UCL Department of Science and Technology Studies


Emma Tobin: philosophy with ice cream for STS’s new lecturer

20 October 2010

Tobin, Emma 2010

by Louis Stupple-Harris
STS Year2 student

Emma Tobin is the newest staff addition to STS. I sat down with her to discover how she got here and what makes her tick.

Where are you from? Let’s have a quick life story!

I’m from West Cork, in Ireland, a little town called Clonakilty, that’s where my parents are from. I moved to University College Dublin to do a BA in English and Philosophy and then to Trinity for my combined post-grad and PhD. The Irish Research Council funded my PhD and since then I’ve been at Bristol University, teaching and researching my post-doctorate in the Metaphysics of Science with Alexander Bird.

Your work with natural kinds is fascinating; can you remember what first attracted you to the subject? What was the path you took?

My research trajectory has been absolutely bonkers. When I started doing my PhD I wanted to do work on consciousness, and then I ended up working on natural kinds. I always enjoyed writing, from an early age, but there was no reason I thought I’d be a philosopher. I’ve written poetry and played music, and I think that’s always been philosophically driven, always dealing with the meaning behind things. It wasn’t until university that I got into pure philosophy.

Who inspires you?

So many people! When I started doing philosophy, the person who inspired me most was Kant. I was obsessed with the critique of pure reason; it’s really what got me into philosophy. He does so much work on explanation, causality and perception; all things that I’m fascinated by. During my PhD my peers influenced me hugely, people like Stephen Mumford, Alexander Bird and Peter Lipton were massively inspirational. John Stuart Mill is also a hero of mine and he’s really the first philosopher of science, so he’s pretty important in my history.

What do you think of the STS department so far?

It’s fantastic! It’s been a really fun and happy environment so far. Everyone is so friendly and collegial. I think it’s also a really good place to be if you’re coming at philosophy of science from my direction, since the work that happens here is so directly informed by what’s happening in science right now. I’m completely fascinated by the work that others in the department are doing, and that I have no idea about. I think it’s a great place to be and I’ll learn a lot!

What would you like to be doing in a few years time?

I’m hoping to develop my teaching over the next few years. I’ve taught a lot of philosophy of science in Bristol, as well as more generally in philosophy at Trinity. I’m also developing a project on the philosophy of biochemistry about the relationship between structure and function in biomolecules. Philosophers in the emerging field of philosophy of chemistry can be quite reductionist in their thinking, and the more I read about genomics and other areas the more I realise that there’s more to the function of molecule than can be discerned by their structure.
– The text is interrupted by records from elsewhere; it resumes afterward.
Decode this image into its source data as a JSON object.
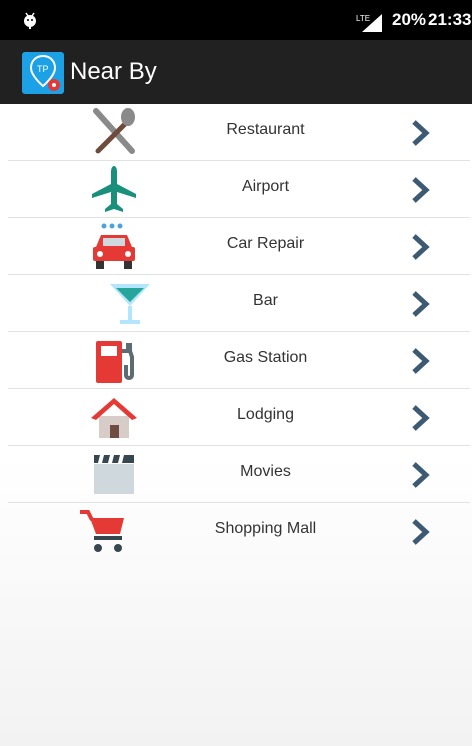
{
  "status_bar": {
    "network": "LTE",
    "battery": "20%",
    "time": "21:33",
    "icons": [
      "android-debug-icon",
      "lte-signal-icon"
    ]
  },
  "app_bar": {
    "title": "Near By",
    "icon": "app-logo-icon"
  },
  "categories": [
    {
      "label": "Restaurant",
      "icon": "restaurant-icon"
    },
    {
      "label": "Airport",
      "icon": "airplane-icon"
    },
    {
      "label": "Car Repair",
      "icon": "car-repair-icon"
    },
    {
      "label": "Bar",
      "icon": "cocktail-icon"
    },
    {
      "label": "Gas Station",
      "icon": "gas-pump-icon"
    },
    {
      "label": "Lodging",
      "icon": "house-icon"
    },
    {
      "label": "Movies",
      "icon": "clapperboard-icon"
    },
    {
      "label": "Shopping Mall",
      "icon": "shopping-cart-icon"
    }
  ],
  "colors": {
    "app_bar": "#212121",
    "chevron": "#3d5a73",
    "airport": "#1a8f7c",
    "red": "#e53935"
  }
}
It’s a continuation of my work on natural kinds, but with a more scientific spin.

How do you feel about continuing your research here at UCL?

I think I’m definitely in the right department for this project, and there are loads of people here who are interested in these areas. I’m also hoping to get in touch with some of the biochemists at UCL since I’m really interested at looking at some of the computational modelling of biomolecules as part of this project.

It sounds like you’ll get on brilliantly here, but where in the world are you happiest?

At home in West Cork, I think. I manage to get back there every three months or so, and in true Irish tradition it’s still home to me.

Is there anything you’re afraid of?

I don’t like spiders! I seem to have passed that onto my daughter too!

And finally, what’s your favourite flavour of ice cream?

It has to be honeycomb.

With the chunks?

Oh, I love it.

Thanks Emma!